- Fund not afraid to buy when there's ``blood on the streets''
- Long-term investments in big data, medical services paid off
One Hong Kong-based based hedge fund returned 11 percent in August after bets on unpopular stocks paid off, as Asia-focused peers had the worst month in more than three years.
Last month’s returns extended the gain by Harbour Capital’s Asia ex-Japan equity long-short fund to nearly 27 percent so far this year, said Chief Operating Officer Geoffrey Chen.
As concerns about an economic slowdown in China rippled through global markets, the MSCI World Index plummeted 6.8 percent in its biggest monthly decline in more than three years. Hedge funds run by Bridgewater Associates, Greenlight Capital and Winton Capital Management were among those that lost money for the month.
A low appetite for risk has led investors to pile into the same types of "safe" investments and themes, Chen said. Harbour Capital is a fundamental stock picker seeking market leaders trading at valuations it deems cheap, often betting on "unloved names," he said. Its returns in August and since the start of the year were driven by long-term investments in the big data and medical services industries, not short-term trading or bets against Chinese stocks, according to Chen, who didn’t identify any current holdings.
“We know our companies extremely well,” said Chen. “We’re happy to not only be large investors but also buyers when there’s blood on the streets.”
The average Asia-focused hedge fund lost 2.7 percent in August, the worst showing since May 2012, trimming this year’s gain to 3.9 percent, according to Singapore-based data provider Eurekahedge Pte.

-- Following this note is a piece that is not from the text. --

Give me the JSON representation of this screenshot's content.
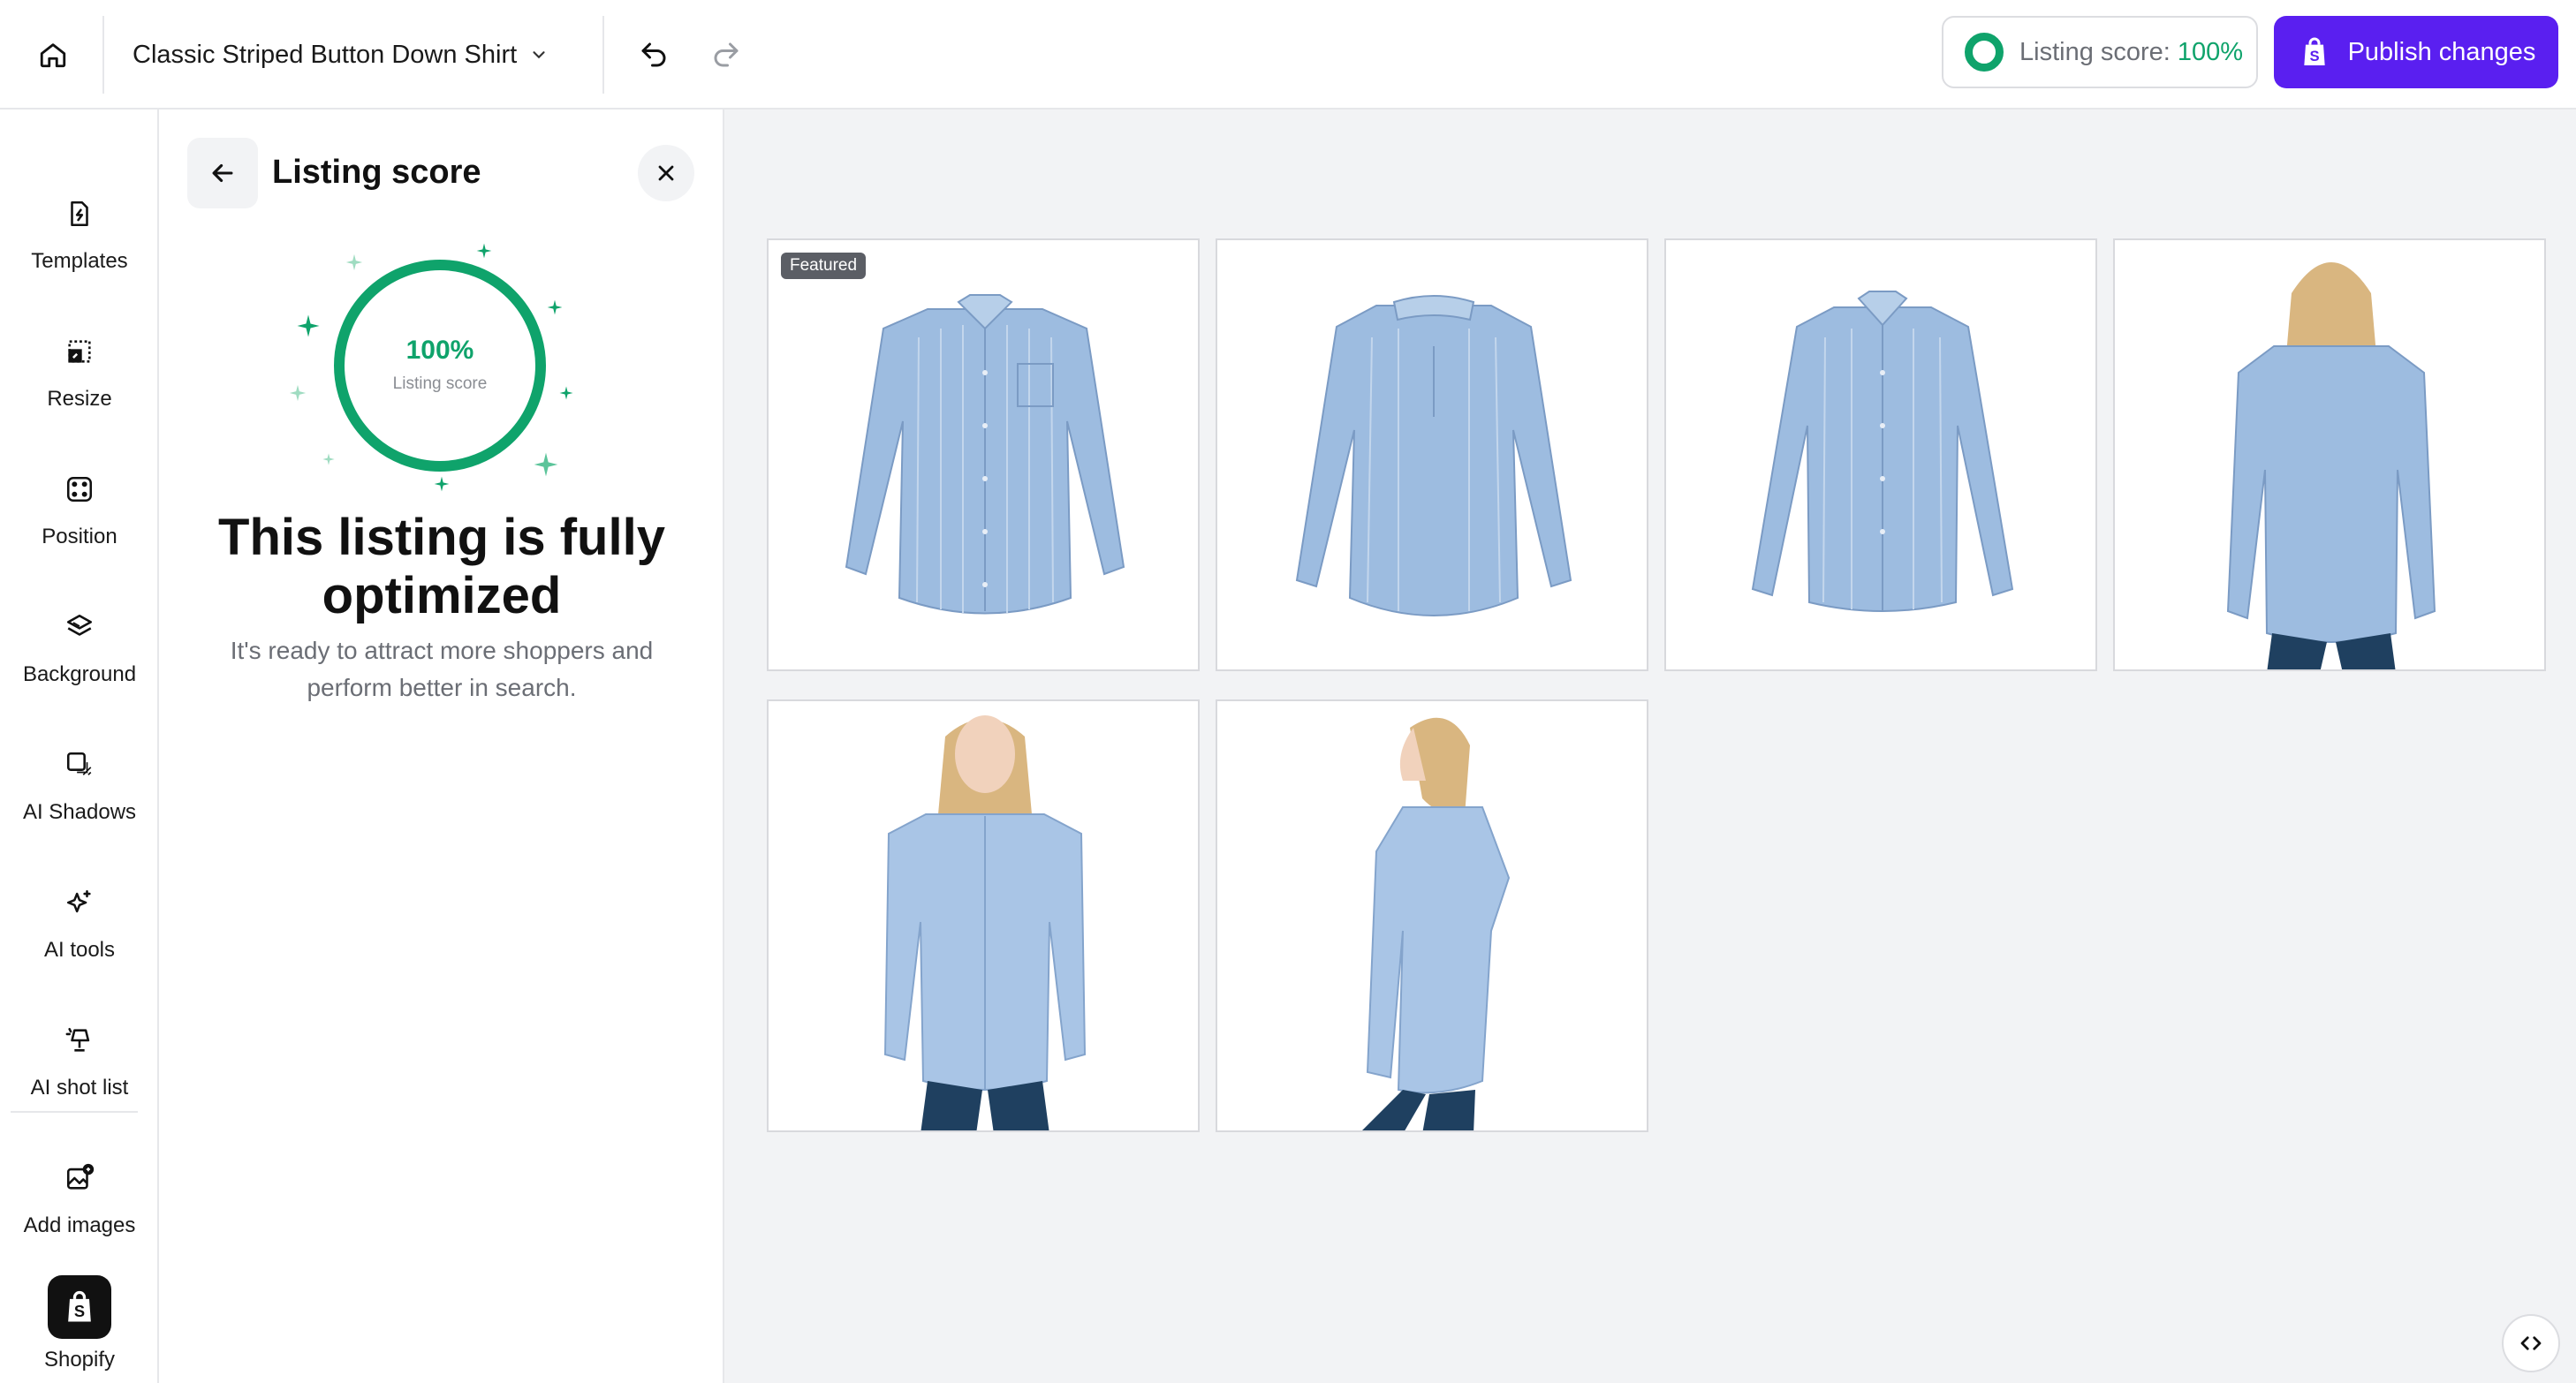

The Harbour Capital fund has returned 79 percent over the three years ending August, a period during which the MSCI Asia-Pacific Excluding Japan Index lost 3.4 percent, said Chen. It made money in each of the last three months when the Eurekahedge Asian Hedge Fund Index declined.

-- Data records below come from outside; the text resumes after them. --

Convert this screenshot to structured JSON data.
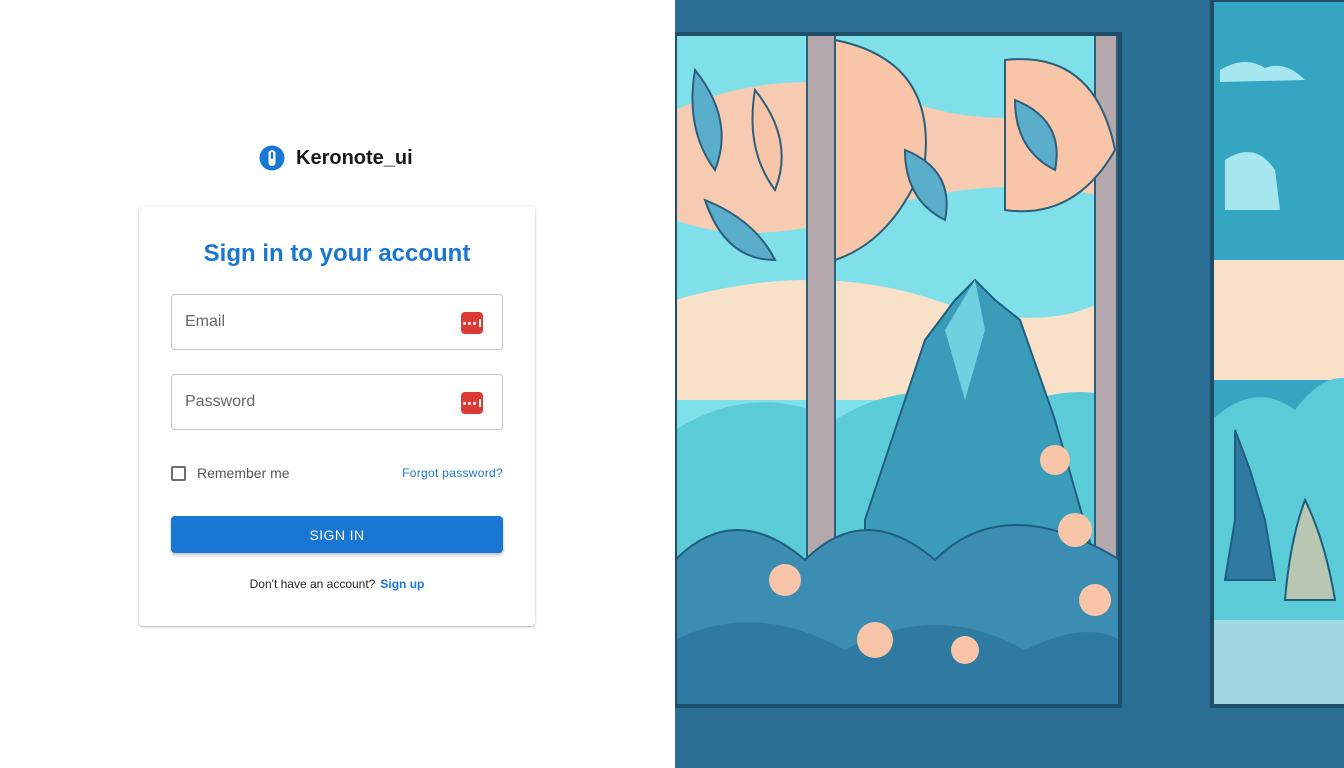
{
  "brand": {
    "name": "Keronote_ui",
    "icon": "logo-icon"
  },
  "login": {
    "title": "Sign in to your account",
    "email_placeholder": "Email",
    "password_placeholder": "Password",
    "field_icon": "password-manager-icon",
    "remember_label": "Remember me",
    "forgot_label": "Forgot password?",
    "submit_label": "SIGN IN",
    "no_account_text": "Don't have an account?",
    "signup_label": "Sign up"
  },
  "colors": {
    "primary": "#1976d2",
    "password_icon": "#d93a36",
    "illustration_frame": "#2a6e94"
  }
}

Harbour Capital was founded in 2010 by Chief Investment Officer Arnab Sen and Chen. Sen invested for Nezu Asia Capital Management, an Asia-focused hedge-fund firm backed by billionaire Julian Robertson. Sen once ran a fund betting against overvalued stocks for Nezu, a skill that has helped Harbour Capital hedge against losses, said Chen, who had led an Asian family office.

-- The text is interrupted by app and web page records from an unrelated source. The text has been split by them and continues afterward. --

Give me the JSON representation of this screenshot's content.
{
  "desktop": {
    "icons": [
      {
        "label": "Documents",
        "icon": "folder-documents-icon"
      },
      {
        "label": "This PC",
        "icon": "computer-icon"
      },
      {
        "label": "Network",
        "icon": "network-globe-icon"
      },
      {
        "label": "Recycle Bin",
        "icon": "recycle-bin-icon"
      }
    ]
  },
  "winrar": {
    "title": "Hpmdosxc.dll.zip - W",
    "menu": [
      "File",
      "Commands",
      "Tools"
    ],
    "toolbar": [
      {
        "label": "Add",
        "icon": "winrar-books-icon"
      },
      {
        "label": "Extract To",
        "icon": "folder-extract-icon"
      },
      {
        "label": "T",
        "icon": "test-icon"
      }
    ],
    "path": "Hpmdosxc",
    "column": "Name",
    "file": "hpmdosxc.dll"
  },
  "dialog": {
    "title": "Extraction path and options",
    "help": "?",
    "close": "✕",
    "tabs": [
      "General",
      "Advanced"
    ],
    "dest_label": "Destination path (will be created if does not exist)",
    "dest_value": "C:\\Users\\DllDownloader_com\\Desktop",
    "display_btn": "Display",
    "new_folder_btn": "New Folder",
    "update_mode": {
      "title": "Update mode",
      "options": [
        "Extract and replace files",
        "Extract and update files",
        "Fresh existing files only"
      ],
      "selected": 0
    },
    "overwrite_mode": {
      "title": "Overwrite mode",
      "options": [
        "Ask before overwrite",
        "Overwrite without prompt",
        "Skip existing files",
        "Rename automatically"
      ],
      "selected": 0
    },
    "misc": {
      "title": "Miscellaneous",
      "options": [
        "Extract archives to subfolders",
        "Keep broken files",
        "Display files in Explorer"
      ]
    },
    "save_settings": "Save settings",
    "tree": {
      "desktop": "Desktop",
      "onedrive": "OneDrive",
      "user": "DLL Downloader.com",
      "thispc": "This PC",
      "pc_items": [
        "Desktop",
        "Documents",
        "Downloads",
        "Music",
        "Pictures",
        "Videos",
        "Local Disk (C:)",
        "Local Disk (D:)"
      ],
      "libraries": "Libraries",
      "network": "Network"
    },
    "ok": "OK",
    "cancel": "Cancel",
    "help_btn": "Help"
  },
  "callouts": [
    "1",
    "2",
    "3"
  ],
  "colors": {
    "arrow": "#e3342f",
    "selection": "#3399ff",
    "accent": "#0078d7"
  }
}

One investment that paid off in the past year was CJ Korea Express Co., a provider of land and marine transportation as well as logistics services that is expected to benefit from the surge in South Korea’s e-commerce industry, Chen said.
Investors and banks dropped the stock after it experienced integration issues following a 2013 merger. Harbour Capital built up the stake over as many as eight months after its research showed its operating profit could be more than 30 percent above banks’ estimate and its business was turning around. The stock gained 96 percent last year, contributing nearly 4 percentage points to the fund’s after-fee return, said Chen.